PROBLEM
From the entries below, gather every line containing the string "Generale".

Dataset entries
--- START ---

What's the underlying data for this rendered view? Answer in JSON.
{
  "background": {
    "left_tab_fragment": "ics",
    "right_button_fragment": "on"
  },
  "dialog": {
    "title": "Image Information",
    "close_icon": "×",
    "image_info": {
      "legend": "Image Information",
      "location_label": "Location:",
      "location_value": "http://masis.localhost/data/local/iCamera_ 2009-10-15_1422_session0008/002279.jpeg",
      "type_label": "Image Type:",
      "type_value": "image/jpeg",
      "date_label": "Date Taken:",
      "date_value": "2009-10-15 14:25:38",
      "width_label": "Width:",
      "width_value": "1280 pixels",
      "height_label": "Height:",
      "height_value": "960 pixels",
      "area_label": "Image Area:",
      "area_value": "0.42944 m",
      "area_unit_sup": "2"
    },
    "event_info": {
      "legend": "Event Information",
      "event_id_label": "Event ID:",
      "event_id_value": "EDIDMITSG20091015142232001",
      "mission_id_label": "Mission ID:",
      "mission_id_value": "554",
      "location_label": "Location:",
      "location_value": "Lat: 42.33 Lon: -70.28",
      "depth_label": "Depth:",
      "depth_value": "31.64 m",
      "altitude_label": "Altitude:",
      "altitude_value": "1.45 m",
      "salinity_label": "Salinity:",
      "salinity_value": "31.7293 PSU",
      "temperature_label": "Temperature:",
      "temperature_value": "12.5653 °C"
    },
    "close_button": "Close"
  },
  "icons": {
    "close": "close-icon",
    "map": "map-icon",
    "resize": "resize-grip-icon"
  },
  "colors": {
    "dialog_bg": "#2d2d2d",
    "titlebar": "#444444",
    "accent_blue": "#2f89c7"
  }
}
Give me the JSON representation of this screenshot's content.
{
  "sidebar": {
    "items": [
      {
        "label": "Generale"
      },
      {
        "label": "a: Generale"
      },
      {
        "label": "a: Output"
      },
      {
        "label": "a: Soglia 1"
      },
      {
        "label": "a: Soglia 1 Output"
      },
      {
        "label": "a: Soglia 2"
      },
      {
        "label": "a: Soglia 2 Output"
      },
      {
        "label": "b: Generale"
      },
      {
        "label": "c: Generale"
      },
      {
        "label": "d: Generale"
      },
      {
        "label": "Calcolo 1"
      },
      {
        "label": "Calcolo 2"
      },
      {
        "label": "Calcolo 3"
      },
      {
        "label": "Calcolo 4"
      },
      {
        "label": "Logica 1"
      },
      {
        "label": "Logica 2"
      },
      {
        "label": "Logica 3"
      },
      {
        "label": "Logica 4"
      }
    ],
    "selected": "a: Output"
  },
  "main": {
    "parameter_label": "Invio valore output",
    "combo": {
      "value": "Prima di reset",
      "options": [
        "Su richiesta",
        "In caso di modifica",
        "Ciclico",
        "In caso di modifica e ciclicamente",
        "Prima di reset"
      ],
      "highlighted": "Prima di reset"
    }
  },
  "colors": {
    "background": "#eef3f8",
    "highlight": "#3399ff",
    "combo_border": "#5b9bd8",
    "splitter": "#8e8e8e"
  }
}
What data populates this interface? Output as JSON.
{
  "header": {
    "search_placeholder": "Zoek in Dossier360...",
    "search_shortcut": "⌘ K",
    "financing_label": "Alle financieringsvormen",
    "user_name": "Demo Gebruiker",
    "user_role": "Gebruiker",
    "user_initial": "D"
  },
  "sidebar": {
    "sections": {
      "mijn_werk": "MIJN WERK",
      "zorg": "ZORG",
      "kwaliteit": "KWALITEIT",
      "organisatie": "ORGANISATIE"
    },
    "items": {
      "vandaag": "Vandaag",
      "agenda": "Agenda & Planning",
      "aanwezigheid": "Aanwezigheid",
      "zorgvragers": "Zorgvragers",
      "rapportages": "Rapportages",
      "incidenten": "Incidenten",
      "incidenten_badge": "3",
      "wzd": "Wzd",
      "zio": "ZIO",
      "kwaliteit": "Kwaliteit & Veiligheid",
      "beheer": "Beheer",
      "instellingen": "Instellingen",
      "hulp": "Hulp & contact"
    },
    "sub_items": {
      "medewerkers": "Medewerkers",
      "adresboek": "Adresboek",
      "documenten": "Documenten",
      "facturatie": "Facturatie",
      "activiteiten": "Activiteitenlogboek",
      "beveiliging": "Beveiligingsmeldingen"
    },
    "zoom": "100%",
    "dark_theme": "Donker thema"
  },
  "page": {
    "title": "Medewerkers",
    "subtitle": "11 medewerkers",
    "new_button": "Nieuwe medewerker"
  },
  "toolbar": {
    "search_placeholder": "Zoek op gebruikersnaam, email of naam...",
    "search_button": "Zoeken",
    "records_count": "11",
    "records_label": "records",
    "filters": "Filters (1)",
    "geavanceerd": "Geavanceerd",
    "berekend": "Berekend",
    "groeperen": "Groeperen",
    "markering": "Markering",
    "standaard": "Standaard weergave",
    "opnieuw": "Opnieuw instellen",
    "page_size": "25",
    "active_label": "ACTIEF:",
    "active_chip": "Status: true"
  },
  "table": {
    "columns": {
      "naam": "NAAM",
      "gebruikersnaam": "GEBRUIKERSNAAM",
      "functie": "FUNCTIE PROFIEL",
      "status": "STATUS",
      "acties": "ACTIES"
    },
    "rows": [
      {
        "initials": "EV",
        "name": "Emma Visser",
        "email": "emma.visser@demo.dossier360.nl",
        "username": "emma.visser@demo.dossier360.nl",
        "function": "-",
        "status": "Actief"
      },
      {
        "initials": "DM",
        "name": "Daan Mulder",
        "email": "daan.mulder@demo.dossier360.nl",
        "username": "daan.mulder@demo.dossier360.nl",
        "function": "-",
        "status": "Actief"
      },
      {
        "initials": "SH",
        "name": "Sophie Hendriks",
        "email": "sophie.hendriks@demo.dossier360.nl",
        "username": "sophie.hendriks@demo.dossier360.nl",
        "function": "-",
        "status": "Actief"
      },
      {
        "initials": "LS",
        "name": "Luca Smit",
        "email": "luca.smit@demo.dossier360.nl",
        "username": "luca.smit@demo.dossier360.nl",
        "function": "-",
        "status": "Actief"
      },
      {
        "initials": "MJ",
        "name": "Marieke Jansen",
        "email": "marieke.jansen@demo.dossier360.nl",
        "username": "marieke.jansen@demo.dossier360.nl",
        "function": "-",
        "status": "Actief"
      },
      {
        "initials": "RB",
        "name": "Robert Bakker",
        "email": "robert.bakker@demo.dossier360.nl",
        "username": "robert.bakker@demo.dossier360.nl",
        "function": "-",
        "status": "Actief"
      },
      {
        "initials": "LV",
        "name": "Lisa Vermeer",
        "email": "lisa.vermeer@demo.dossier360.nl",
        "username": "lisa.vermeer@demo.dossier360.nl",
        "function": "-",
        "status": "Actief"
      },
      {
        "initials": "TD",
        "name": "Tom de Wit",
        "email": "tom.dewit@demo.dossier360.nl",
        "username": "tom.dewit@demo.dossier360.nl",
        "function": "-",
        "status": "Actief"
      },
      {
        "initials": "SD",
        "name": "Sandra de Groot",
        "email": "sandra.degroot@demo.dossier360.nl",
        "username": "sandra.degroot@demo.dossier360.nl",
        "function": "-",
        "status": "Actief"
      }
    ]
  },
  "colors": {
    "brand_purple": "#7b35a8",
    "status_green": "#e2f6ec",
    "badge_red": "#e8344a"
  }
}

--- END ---

RESPONSE TO THIS EXERCISE
        "label": "Generale"
        "label": "a: Generale"
        "label": "b: Generale"
        "label": "c: Generale"
        "label": "d: Generale"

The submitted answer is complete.